The opinion of the court was delivered by: Patricia A. McCULLOUGH, Judge
BEFORE: HONORABLE ROBERT SIMPSON, Judge HONORABLE PATRICIA A. McCULLOUGH, Judge HONORABLE ROCHELLE S. FRIEDMAN, Senior Judge
OPINION BY JUDGE McCULLOUGH
Curtis King (King) appeals from the July 15, 2011, order of the Court of Common Pleas of Monroe County (trial court), granting the Commonwealth's petition for forfeiture and denying King's motion for return of property. We reverse.
On April 5, 2010, King, a New York resident, was traveling east on Interstate Route 80 toward New York City when Trooper Mark Conrad stopped him for an alleged motor vehicle code violation. During the traffic stop, Trooper Conrad observed that King had only a single key in the ignition and that the car was registered to someone other than King. Trooper Conrad ran a criminal history on King and found that King had criminal arrests for distribution of drugs in upstate New York, the most recent of which was in 2006. Trooper Conrad asked King to consent to a search of the vehicle, but King refused. Trooper Conrad called a K-9 unit, and when it arrived, the dog "alerted" at the passenger door of the vehicle. Trooper Conrad once again asked King if he could search the vehicle; when King refused, Trooper Conrad impounded the vehicle, handcuffed King, and took him to the police barracks. Although a search of the vehicle revealed no drugs, $17,182, rubber-banded in $1,000 increments, was found in the center console of the car. The cash was seized. King was released, and no traffic citation or criminal charges were filed.
The trial court consolidated the Commonwealth's petition for forfeiture of the cash with King's petition for return of property and held a hearing on May 20, 2011. At the hearing, the Commonwealth presented the testimony of Trooper Conrad; Trooper Jerry Powell, the canine handler who reported to the scene; Trooper Tom Appleman; and Sergeant Frank Jost of the National Guard.
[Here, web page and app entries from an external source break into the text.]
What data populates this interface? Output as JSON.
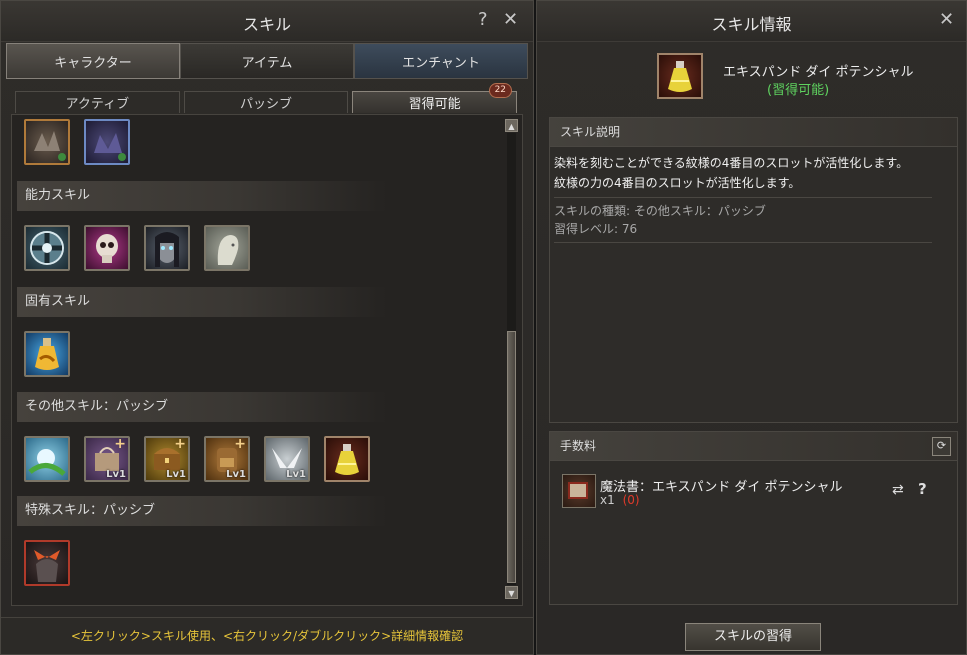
{
  "left_window": {
    "title": "スキル",
    "help_label": "?",
    "close_label": "✕",
    "main_tabs": [
      {
        "label": "キャラクター"
      },
      {
        "label": "アイテム"
      },
      {
        "label": "エンチャント"
      }
    ],
    "sub_tabs": [
      {
        "label": "アクティブ"
      },
      {
        "label": "パッシブ"
      },
      {
        "label": "習得可能",
        "badge": "22"
      }
    ],
    "sections": [
      {
        "name": "能力スキル"
      },
      {
        "name": "固有スキル"
      },
      {
        "name": "その他スキル：パッシブ"
      },
      {
        "name": "特殊スキル：パッシブ"
      }
    ],
    "level_badges": [
      "Lv1",
      "Lv1",
      "Lv1",
      "Lv1"
    ],
    "hint": "<左クリック>スキル使用、<右クリック/ダブルクリック>詳細情報確認"
  },
  "right_window": {
    "title": "スキル情報",
    "close_label": "✕",
    "skill_name": "エキスパンド ダイ ポテンシャル",
    "skill_status": "(習得可能)",
    "desc_header": "スキル説明",
    "desc_line1": "染料を刻むことができる紋様の4番目のスロットが活性化します。",
    "desc_line2": "紋様の力の4番目のスロットが活性化します。",
    "type_label": "スキルの種類: その他スキル：パッシブ",
    "level_label": "習得レベル: 76",
    "fee_header": "手数料",
    "fee_item_name": "魔法書：エキスパンド ダイ ポテンシャル",
    "fee_qty": "x1",
    "fee_have": "(0)",
    "learn_button": "スキルの習得"
  },
  "colors": {
    "hint_text": "#e7c53a",
    "status_green": "#5fd35f",
    "missing_red": "#e03a2a"
  }
}
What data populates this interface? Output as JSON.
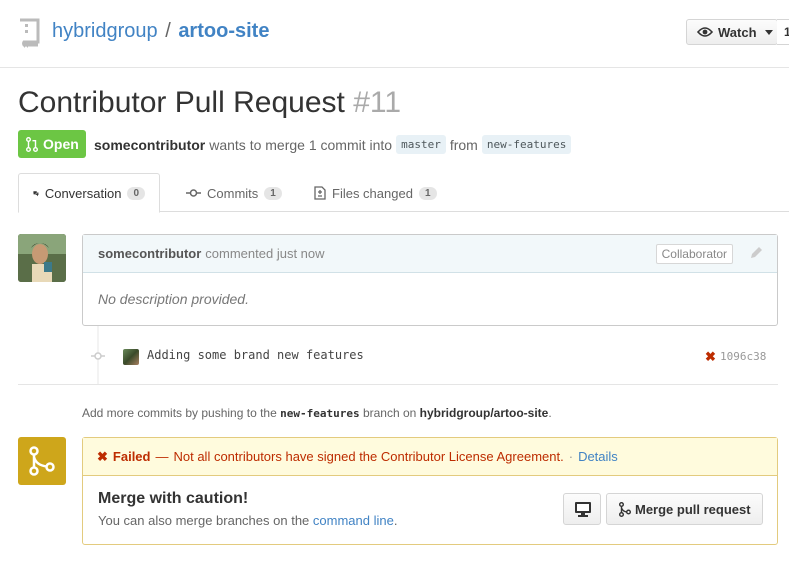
{
  "repo": {
    "owner": "hybridgroup",
    "separator": "/",
    "name": "artoo-site"
  },
  "watch": {
    "label": "Watch",
    "count": "1"
  },
  "pr": {
    "title": "Contributor Pull Request",
    "number": "#11",
    "state": "Open",
    "author": "somecontributor",
    "action_text": "wants to merge 1 commit into",
    "base_branch": "master",
    "from_text": "from",
    "head_branch": "new-features"
  },
  "tabs": [
    {
      "label": "Conversation",
      "count": "0"
    },
    {
      "label": "Commits",
      "count": "1"
    },
    {
      "label": "Files changed",
      "count": "1"
    }
  ],
  "comment": {
    "author": "somecontributor",
    "action": "commented just now",
    "role": "Collaborator",
    "body": "No description provided."
  },
  "commit": {
    "message": "Adding some brand new features",
    "sha": "1096c38",
    "status": "failed"
  },
  "help": {
    "prefix": "Add more commits by pushing to the",
    "branch": "new-features",
    "middle": "branch on",
    "repo": "hybridgroup/artoo-site",
    "suffix": "."
  },
  "merge": {
    "status_label": "Failed",
    "status_dash": "—",
    "status_message": "Not all contributors have signed the Contributor License Agreement.",
    "status_dot": "·",
    "details_link": "Details",
    "title": "Merge with caution!",
    "subtitle_prefix": "You can also merge branches on the",
    "subtitle_link": "command line",
    "subtitle_suffix": ".",
    "button_label": "Merge pull request"
  },
  "colors": {
    "open_green": "#6cc644",
    "link_blue": "#4183c4",
    "failed_red": "#bd2c00",
    "warning_yellow": "#cea61b"
  }
}
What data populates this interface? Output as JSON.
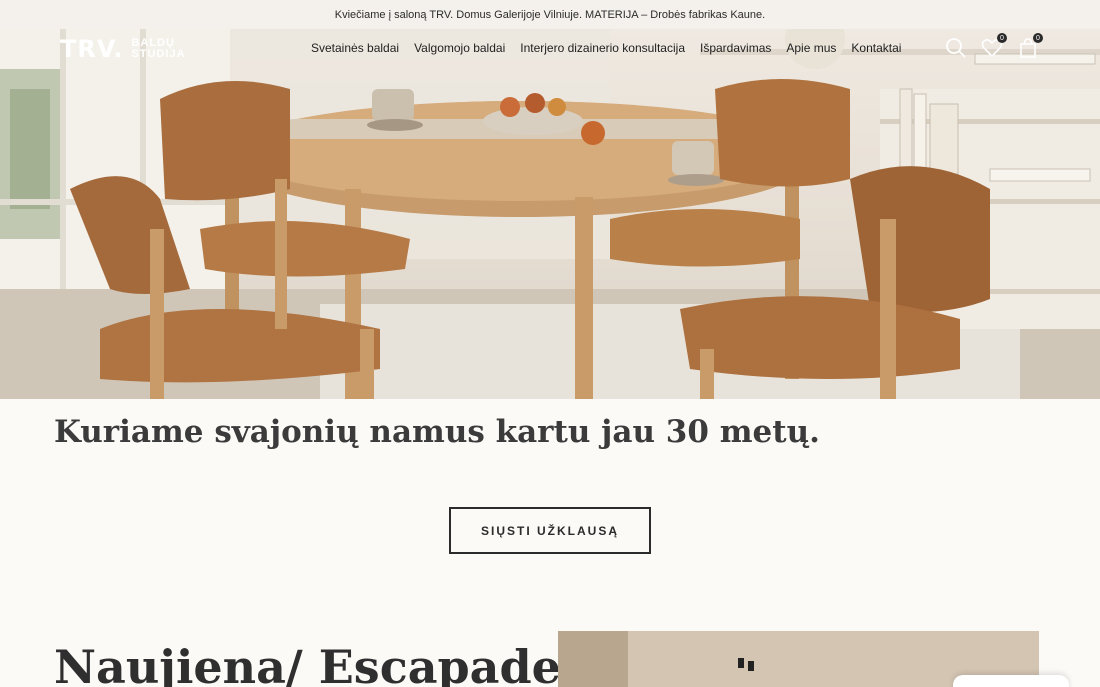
{
  "announcement": "Kviečiame į saloną TRV. Domus Galerijoje Vilniuje. MATERIJA – Drobės fabrikas Kaune.",
  "logo": {
    "main": "TRV.",
    "sub_line1": "BALDŲ",
    "sub_line2": "STUDIJA"
  },
  "nav": [
    {
      "label": "Svetainės baldai"
    },
    {
      "label": "Valgomojo baldai"
    },
    {
      "label": "Interjero dizainerio konsultacija"
    },
    {
      "label": "Išpardavimas"
    },
    {
      "label": "Apie mus"
    },
    {
      "label": "Kontaktai"
    }
  ],
  "header_icons": {
    "search": "search-icon",
    "wishlist": "heart-icon",
    "wishlist_count": "0",
    "cart": "shopping-bag-icon",
    "cart_count": "0"
  },
  "hero": {
    "image": "dining-room-photo"
  },
  "headline": "Kuriame svajonių namus kartu jau 30 metų.",
  "cta_label": "SIŲSTI UŽKLAUSĄ",
  "news": {
    "title": "Naujiena/ Escapade"
  }
}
The latter two of these witnesses, Trooper Appleman and Sergeant Jost, testified about an ion scan performed on the seized cash.
Trooper Conrad testified that the stretch of road on which King was traveling was a "drug corridor" and that having a single key in the ignition of a borrowed car was a common practice of drug dealers. (N.T. at 9-10.) According to Trooper Conrad, the manner in which the money was bundled was consistent with drug trafficking because it is "easy to count and distribute the money" that way. (N.T. at 14.) Trooper Conrad also stated that King was evasive when asked whether there was money in the car. Trooper Conrad also testified extensively about his conversations with King during the traffic stop and at the police barracks, but he acknowledged that he did not give King his Miranda warnings at any time.
King testified that he was traveling to New York City to take some clothing to his younger brothers. He testified that he was a senior in college, he lived with his uncle, he was not employed, and he survived on help from his parents, student loans, and financial aid. According to King, $6,000 of the money was his and the rest was a loan from Albert Newman, a New York car dealer, for the purpose of buying a car in New Jersey and then selling the car at a profit in New York. King acknowledged that he had one prior conviction in New York for possession of cocaine.
The trial court excluded all information Trooper Conrad elicited from King at the police barracks because King had not been advised of his Miranda rights. The trial court also found that the ion scan test results were inadmissible because the wrong casual contact level had been used.*fn1
Despite having excluded much of the evidence adduced at the hearing, the trial court concluded that the following evidence was sufficient to establish a nexus between the money and a violation of the Controlled Substance, Drug, Device and Cosmetic Act (Controlled Substance Act):*fn2 (1) there was only a single key in the ignition; (2) the vehicle was not registered to King; (3) King had a criminal history; (4) King was traveling in a "drug corridor"; and (5) King "admitted that he was a [well-known] drug dealer in Binghamton." (Trial court op. at 9.) This latter "evidence," that King admitted to being a drug dealer, was drawn from Trooper Conrad's testimony about his conversations with King, which the trial court purportedly excluded. Having concluded that the evidence established the required nexus, the trial court granted the Commonwealth's forfeiture petition and denied King's petition for return of property.
On appeal to this Court,*fn3 King argues that the Commonwealth failed to meet its burden to establish a nexus between the seized currency and criminal activity. We agree.
In relevant part, section 6801 of the Controlled Substances Forfeiture Act (Forfeiture Act) provides as follows:
(a) Forfeitures generally.--The following shall be subject to forfeiture to the Commonwealth and no ...